**Instructions for the task:**
Your task is to retype each line of the data below exactly.

____ Data extract

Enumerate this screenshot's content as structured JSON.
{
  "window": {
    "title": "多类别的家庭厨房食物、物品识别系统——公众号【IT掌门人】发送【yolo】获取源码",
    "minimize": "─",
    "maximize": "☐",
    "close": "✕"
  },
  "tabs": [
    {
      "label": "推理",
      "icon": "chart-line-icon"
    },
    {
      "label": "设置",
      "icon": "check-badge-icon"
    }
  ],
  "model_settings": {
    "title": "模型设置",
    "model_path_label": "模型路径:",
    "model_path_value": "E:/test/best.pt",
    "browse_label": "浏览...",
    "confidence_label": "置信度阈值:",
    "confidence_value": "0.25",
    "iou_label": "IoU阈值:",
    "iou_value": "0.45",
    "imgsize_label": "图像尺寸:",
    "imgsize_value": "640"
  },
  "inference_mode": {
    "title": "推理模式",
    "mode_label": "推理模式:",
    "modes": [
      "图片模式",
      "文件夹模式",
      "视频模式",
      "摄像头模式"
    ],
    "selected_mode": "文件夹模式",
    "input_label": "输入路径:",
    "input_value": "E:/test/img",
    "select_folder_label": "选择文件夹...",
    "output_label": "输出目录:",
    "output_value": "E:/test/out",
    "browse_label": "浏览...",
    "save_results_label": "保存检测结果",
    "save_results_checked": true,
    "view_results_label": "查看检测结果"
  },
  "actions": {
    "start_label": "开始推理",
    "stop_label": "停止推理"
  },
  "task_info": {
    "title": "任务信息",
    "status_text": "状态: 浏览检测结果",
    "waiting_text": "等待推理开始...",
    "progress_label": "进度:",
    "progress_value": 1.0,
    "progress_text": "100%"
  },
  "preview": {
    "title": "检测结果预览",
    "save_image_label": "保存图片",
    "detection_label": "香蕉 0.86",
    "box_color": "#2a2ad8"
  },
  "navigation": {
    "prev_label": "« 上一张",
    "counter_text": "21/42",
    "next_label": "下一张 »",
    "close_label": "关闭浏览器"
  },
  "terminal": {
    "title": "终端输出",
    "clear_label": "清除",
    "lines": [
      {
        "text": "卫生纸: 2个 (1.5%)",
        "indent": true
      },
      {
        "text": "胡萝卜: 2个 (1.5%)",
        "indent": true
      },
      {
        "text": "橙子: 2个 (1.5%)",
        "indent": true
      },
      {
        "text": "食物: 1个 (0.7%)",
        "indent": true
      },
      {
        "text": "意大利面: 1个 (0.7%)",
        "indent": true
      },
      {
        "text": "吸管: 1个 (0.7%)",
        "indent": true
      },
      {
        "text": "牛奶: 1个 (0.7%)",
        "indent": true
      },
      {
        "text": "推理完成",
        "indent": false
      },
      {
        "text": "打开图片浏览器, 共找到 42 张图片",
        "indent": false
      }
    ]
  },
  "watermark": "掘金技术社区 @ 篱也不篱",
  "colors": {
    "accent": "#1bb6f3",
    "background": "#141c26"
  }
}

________

**Reply:**
Enumerate this screenshot's content as structured JSON.
{
  "window": {
    "title": "多类别的家庭厨房食物、物品识别系统——公众号【IT掌门人】发送【yolo】获取源码",
    "minimize": "─",
    "maximize": "☐",
    "close": "✕"
  },
  "tabs": [
    {
      "label": "推理",
      "icon": "chart-line-icon"
    },
    {
      "label": "设置",
      "icon": "check-badge-icon"
    }
  ],
  "model_settings": {
    "title": "模型设置",
    "model_path_label": "模型路径:",
    "model_path_value": "E:/test/best.pt",
    "browse_label": "浏览...",
    "confidence_label": "置信度阈值:",
    "confidence_value": "0.25",
    "iou_label": "IoU阈值:",
    "iou_value": "0.45",
    "imgsize_label": "图像尺寸:",
    "imgsize_value": "640"
  },
  "inference_mode": {
    "title": "推理模式",
    "mode_label": "推理模式:",
    "modes": [
      "图片模式",
      "文件夹模式",
      "视频模式",
      "摄像头模式"
    ],
    "selected_mode": "文件夹模式",
    "input_label": "输入路径:",
    "input_value": "E:/test/img",
    "select_folder_label": "选择文件夹...",
    "output_label": "输出目录:",
    "output_value": "E:/test/out",
    "browse_label": "浏览...",
    "save_results_label": "保存检测结果",
    "save_results_checked": true,
    "view_results_label": "查看检测结果"
  },
  "actions": {
    "start_label": "开始推理",
    "stop_label": "停止推理"
  },
  "task_info": {
    "title": "任务信息",
    "status_text": "状态: 浏览检测结果",
    "waiting_text": "等待推理开始...",
    "progress_label": "进度:",
    "progress_value": 1.0,
    "progress_text": "100%"
  },
  "preview": {
    "title": "检测结果预览",
    "save_image_label": "保存图片",
    "detection_label": "香蕉 0.86",
    "box_color": "#2a2ad8"
  },
  "navigation": {
    "prev_label": "« 上一张",
    "counter_text": "21/42",
    "next_label": "下一张 »",
    "close_label": "关闭浏览器"
  },
  "terminal": {
    "title": "终端输出",
    "clear_label": "清除",
    "lines": [
      {
        "text": "卫生纸: 2个 (1.5%)",
        "indent": true
      },
      {
        "text": "胡萝卜: 2个 (1.5%)",
        "indent": true
      },
      {
        "text": "橙子: 2个 (1.5%)",
        "indent": true
      },
      {
        "text": "食物: 1个 (0.7%)",
        "indent": true
      },
      {
        "text": "意大利面: 1个 (0.7%)",
        "indent": true
      },
      {
        "text": "吸管: 1个 (0.7%)",
        "indent": true
      },
      {
        "text": "牛奶: 1个 (0.7%)",
        "indent": true
      },
      {
        "text": "推理完成",
        "indent": false
      },
      {
        "text": "打开图片浏览器, 共找到 42 张图片",
        "indent": false
      }
    ]
  },
  "watermark": "掘金技术社区 @ 篱也不篱",
  "colors": {
    "accent": "#1bb6f3",
    "background": "#141c26"
  }
}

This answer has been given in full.